# Instructions to follow
The entries follow. Copy every line in which "meta" appears.

══════════════════════════════

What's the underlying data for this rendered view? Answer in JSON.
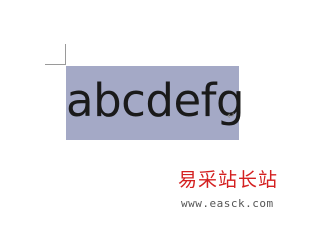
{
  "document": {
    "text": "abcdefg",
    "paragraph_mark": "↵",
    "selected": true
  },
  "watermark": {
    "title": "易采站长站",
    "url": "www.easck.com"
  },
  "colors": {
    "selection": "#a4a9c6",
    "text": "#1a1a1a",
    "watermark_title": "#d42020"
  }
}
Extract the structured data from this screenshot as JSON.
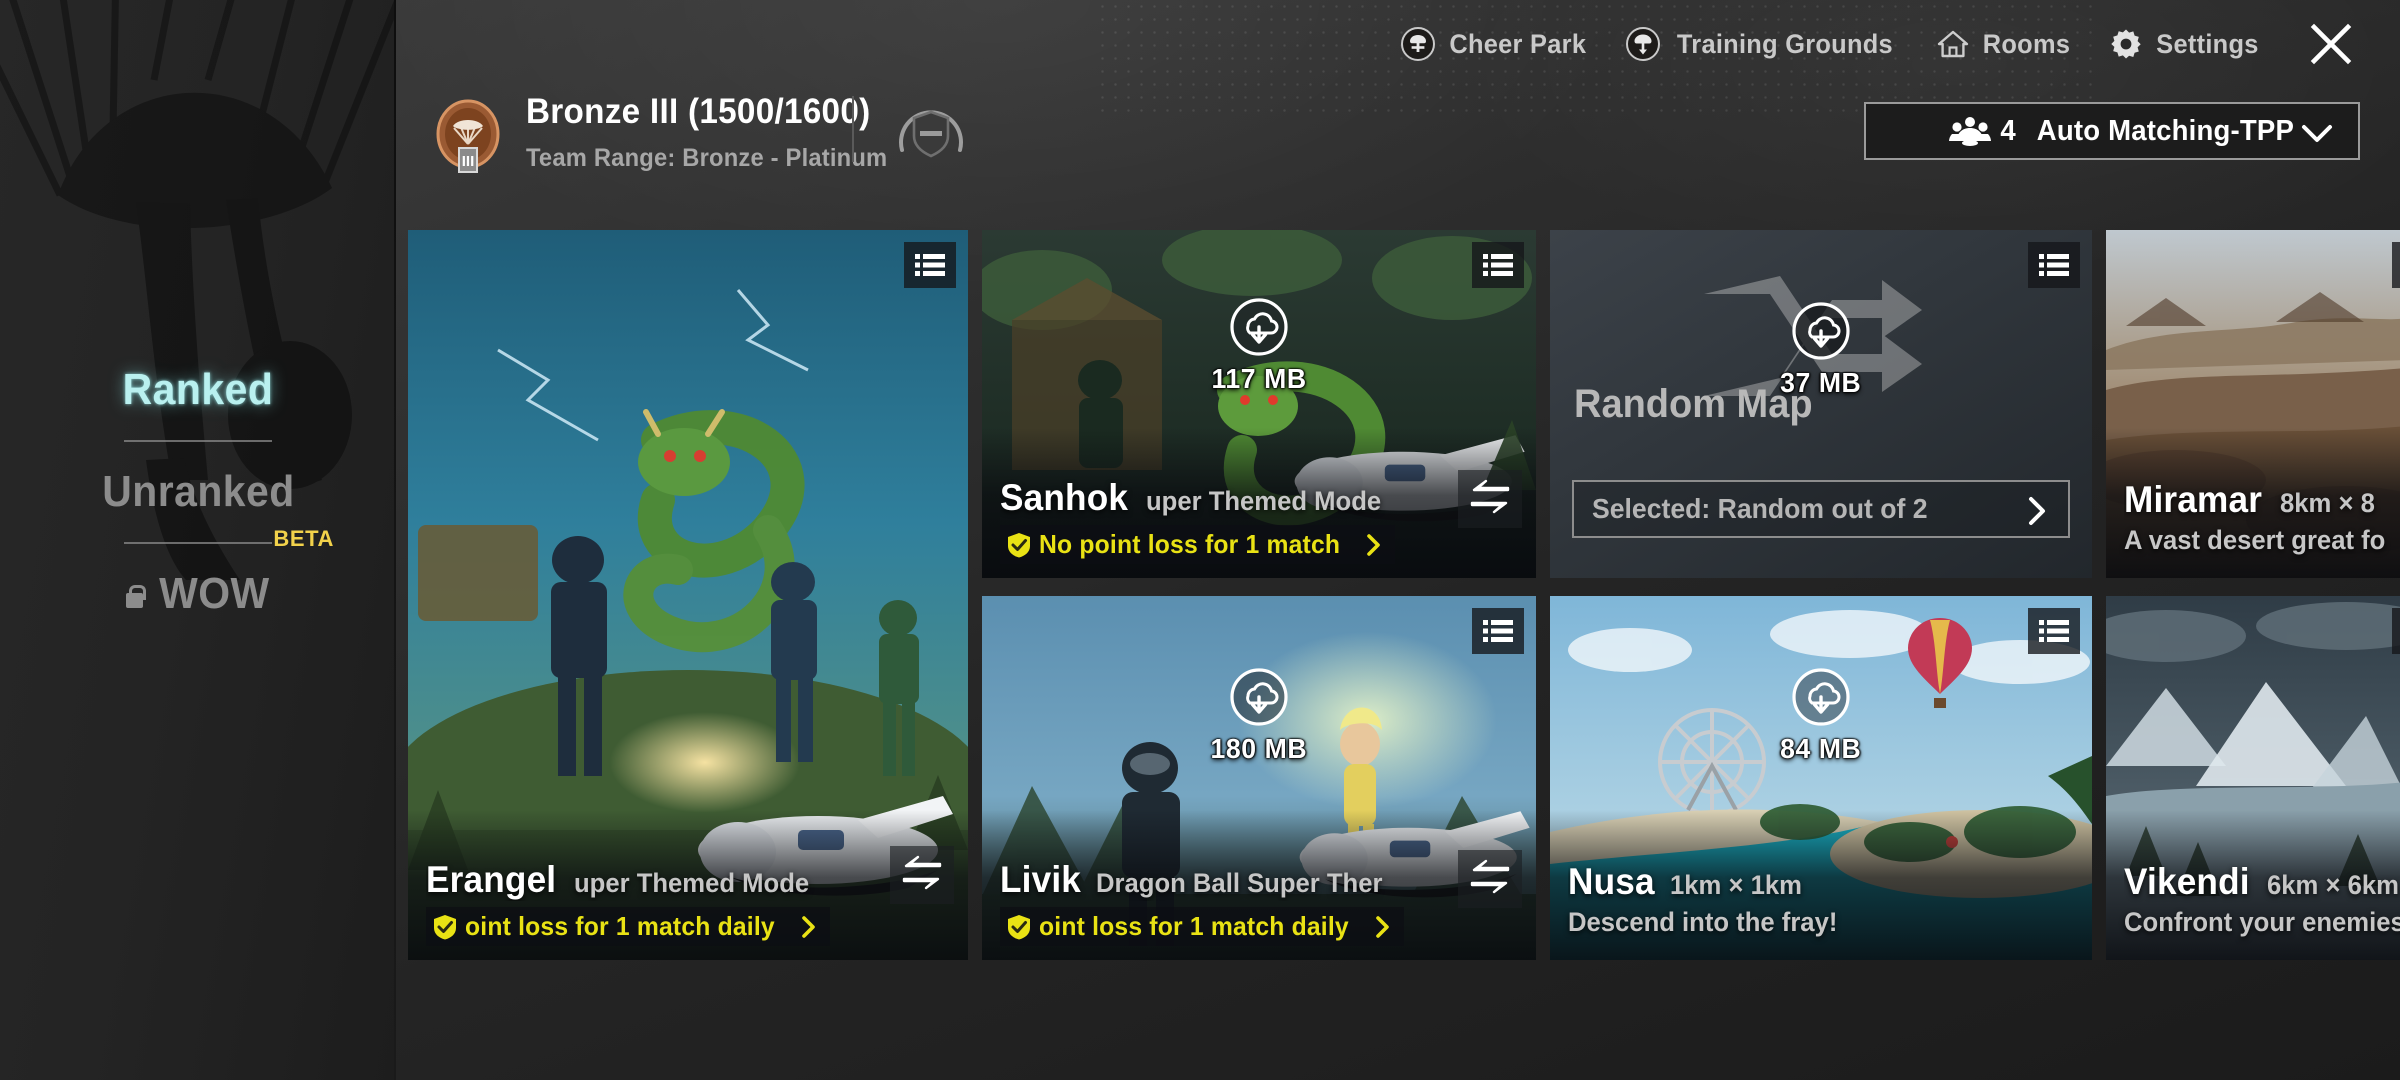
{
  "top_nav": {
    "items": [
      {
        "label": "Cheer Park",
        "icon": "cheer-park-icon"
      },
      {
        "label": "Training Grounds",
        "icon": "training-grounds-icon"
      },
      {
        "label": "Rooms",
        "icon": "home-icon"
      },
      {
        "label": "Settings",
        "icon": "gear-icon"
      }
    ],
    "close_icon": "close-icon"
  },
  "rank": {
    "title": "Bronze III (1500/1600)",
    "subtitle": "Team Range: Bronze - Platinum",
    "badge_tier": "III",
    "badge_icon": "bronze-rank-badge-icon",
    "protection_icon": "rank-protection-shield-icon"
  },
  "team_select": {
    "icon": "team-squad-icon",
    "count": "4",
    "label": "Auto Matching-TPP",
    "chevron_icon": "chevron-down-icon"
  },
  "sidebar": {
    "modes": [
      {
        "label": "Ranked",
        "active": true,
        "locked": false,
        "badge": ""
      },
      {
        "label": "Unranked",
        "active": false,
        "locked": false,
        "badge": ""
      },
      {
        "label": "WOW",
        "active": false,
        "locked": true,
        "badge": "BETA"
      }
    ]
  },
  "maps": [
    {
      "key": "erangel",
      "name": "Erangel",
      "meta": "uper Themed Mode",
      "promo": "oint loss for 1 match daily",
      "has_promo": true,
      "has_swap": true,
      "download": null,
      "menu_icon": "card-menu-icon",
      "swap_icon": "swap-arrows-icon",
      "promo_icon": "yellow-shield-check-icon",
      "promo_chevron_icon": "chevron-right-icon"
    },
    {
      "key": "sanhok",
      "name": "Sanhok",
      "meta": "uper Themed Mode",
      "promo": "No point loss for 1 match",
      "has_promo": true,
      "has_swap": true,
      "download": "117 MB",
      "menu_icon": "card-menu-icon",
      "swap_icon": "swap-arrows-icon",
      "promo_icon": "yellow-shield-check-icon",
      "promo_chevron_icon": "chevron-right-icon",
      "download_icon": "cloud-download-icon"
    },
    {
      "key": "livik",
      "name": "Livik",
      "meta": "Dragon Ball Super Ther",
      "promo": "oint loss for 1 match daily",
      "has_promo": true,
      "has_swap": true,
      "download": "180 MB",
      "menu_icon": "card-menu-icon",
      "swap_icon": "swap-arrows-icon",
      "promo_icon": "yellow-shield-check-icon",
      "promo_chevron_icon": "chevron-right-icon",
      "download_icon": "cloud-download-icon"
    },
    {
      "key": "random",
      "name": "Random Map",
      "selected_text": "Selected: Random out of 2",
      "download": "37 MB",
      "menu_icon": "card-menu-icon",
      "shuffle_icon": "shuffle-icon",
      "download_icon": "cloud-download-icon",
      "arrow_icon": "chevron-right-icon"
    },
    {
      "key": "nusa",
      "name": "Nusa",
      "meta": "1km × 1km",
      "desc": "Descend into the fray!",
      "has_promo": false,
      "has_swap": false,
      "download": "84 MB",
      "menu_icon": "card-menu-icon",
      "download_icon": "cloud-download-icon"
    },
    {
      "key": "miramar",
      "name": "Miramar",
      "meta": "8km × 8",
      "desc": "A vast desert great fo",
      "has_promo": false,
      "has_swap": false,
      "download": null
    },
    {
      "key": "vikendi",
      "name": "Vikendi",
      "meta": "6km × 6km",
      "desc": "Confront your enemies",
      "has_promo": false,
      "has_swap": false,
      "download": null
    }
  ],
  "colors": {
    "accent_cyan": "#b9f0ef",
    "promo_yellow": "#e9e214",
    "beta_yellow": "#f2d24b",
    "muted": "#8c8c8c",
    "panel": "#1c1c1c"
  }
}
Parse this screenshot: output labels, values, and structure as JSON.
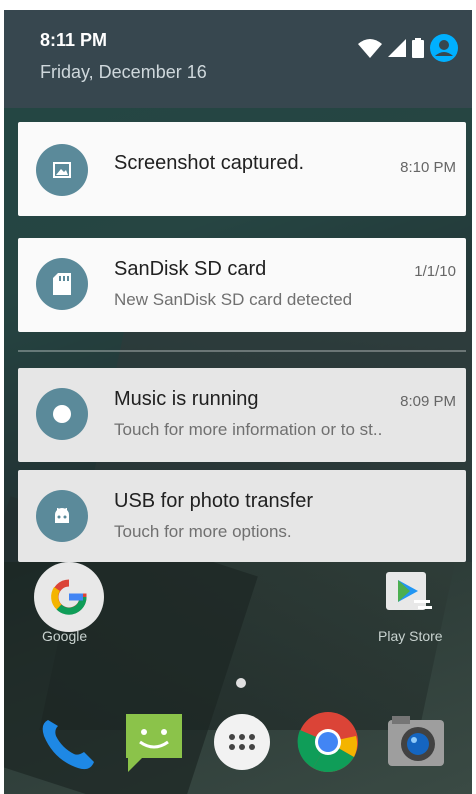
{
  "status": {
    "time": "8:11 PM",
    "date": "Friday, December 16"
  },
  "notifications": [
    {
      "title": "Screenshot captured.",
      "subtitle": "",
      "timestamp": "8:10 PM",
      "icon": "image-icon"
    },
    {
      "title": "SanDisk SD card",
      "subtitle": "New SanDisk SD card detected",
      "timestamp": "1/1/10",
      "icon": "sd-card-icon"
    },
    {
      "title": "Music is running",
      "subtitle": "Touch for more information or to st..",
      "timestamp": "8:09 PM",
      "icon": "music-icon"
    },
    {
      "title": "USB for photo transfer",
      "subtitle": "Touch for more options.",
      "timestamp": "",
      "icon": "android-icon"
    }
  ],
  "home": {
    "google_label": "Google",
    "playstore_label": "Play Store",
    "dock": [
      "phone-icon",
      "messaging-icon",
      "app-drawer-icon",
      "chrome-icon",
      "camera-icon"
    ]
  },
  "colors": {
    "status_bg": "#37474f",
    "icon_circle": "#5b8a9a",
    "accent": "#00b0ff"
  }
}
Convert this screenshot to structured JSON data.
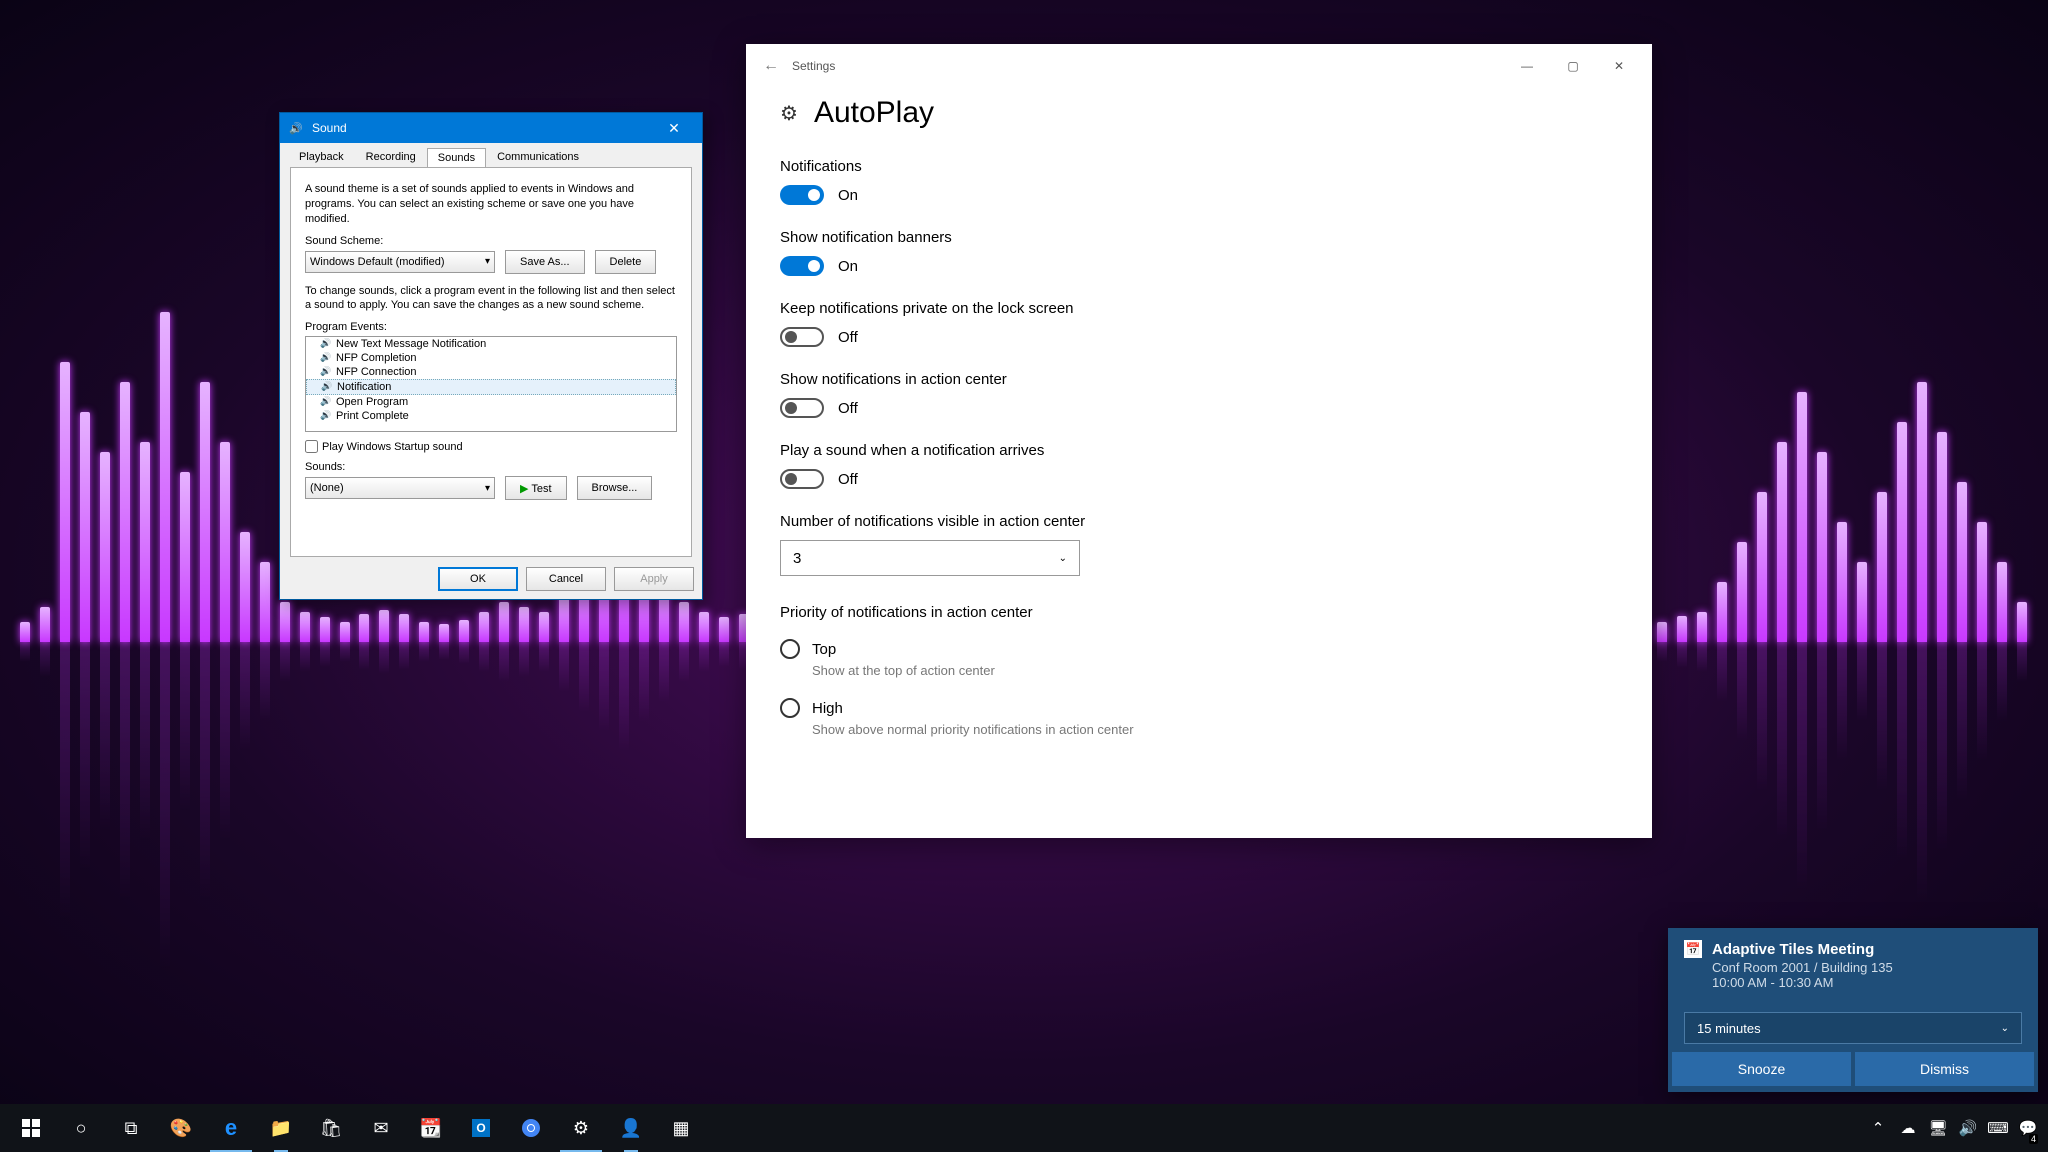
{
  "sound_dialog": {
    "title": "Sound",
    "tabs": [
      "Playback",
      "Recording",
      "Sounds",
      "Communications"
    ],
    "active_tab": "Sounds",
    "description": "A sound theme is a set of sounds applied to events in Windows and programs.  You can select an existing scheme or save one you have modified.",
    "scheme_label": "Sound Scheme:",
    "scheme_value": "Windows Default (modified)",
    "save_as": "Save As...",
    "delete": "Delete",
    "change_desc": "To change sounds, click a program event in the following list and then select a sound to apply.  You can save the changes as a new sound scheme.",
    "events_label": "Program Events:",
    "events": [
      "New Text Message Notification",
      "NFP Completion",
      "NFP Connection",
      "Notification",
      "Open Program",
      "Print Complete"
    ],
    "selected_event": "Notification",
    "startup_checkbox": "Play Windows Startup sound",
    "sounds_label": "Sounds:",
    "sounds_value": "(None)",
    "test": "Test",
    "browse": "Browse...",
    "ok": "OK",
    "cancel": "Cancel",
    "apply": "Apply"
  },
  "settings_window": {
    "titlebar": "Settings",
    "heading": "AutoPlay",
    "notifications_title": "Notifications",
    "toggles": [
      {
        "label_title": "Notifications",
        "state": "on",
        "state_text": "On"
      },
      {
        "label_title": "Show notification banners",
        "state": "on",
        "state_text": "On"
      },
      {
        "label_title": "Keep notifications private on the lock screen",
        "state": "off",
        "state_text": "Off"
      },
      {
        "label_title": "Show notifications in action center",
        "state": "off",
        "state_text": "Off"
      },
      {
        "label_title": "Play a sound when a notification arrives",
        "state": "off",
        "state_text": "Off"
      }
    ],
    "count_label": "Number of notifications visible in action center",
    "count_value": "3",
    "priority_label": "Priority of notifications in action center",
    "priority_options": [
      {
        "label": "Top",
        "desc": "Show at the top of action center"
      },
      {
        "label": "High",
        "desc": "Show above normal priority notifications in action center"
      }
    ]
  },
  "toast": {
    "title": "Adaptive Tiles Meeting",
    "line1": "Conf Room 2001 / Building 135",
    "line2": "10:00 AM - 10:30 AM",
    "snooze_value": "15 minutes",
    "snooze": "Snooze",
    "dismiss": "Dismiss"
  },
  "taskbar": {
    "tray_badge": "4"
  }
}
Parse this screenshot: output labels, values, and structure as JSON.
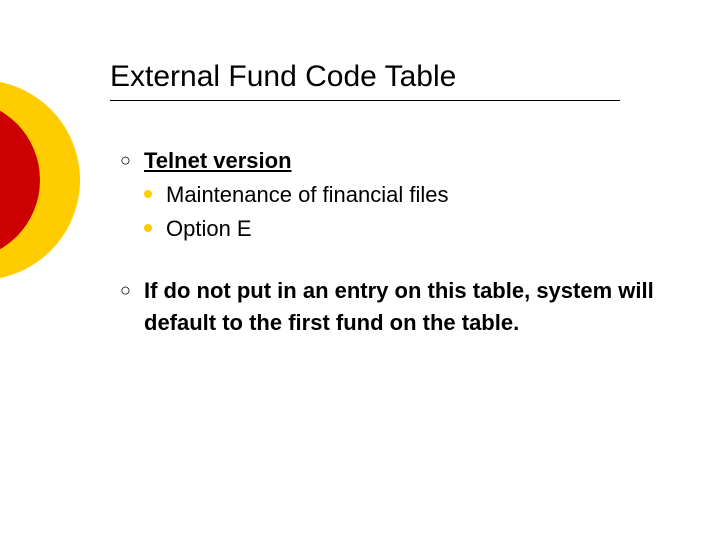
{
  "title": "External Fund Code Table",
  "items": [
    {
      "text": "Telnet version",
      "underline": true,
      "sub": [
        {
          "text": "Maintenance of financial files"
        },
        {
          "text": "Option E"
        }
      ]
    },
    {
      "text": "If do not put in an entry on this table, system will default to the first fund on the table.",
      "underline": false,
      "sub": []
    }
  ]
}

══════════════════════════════

# Response below
      "meta": "uper Themed Mode",
      "meta": "uper Themed Mode",
      "meta": "Dragon Ball Super Ther",
      "meta": "1km × 1km",
      "meta": "8km × 8",
      "meta": "6km × 6km",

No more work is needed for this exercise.